**GIVEN INFORMATION:**
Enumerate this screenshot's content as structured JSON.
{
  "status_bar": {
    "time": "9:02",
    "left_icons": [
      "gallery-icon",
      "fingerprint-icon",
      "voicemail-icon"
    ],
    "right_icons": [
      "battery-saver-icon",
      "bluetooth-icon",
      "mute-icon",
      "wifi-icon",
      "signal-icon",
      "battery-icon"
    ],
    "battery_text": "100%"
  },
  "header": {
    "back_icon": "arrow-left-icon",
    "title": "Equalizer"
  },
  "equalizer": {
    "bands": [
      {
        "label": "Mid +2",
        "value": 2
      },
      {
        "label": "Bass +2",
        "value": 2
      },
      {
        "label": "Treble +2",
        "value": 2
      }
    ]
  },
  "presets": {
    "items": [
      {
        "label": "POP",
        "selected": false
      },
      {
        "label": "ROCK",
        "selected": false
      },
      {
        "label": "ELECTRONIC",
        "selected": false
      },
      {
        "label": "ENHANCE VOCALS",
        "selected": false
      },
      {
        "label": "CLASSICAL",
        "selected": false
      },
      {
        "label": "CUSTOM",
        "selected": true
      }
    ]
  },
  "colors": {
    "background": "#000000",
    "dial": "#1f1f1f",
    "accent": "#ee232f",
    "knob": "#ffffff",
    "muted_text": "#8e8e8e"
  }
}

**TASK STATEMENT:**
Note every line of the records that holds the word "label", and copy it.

**WRITTEN ANSWER:**
        "label": "Mid +2",
        "label": "Bass +2",
        "label": "Treble +2",
        "label": "POP",
        "label": "ROCK",
        "label": "ELECTRONIC",
        "label": "ENHANCE VOCALS",
        "label": "CLASSICAL",
        "label": "CUSTOM",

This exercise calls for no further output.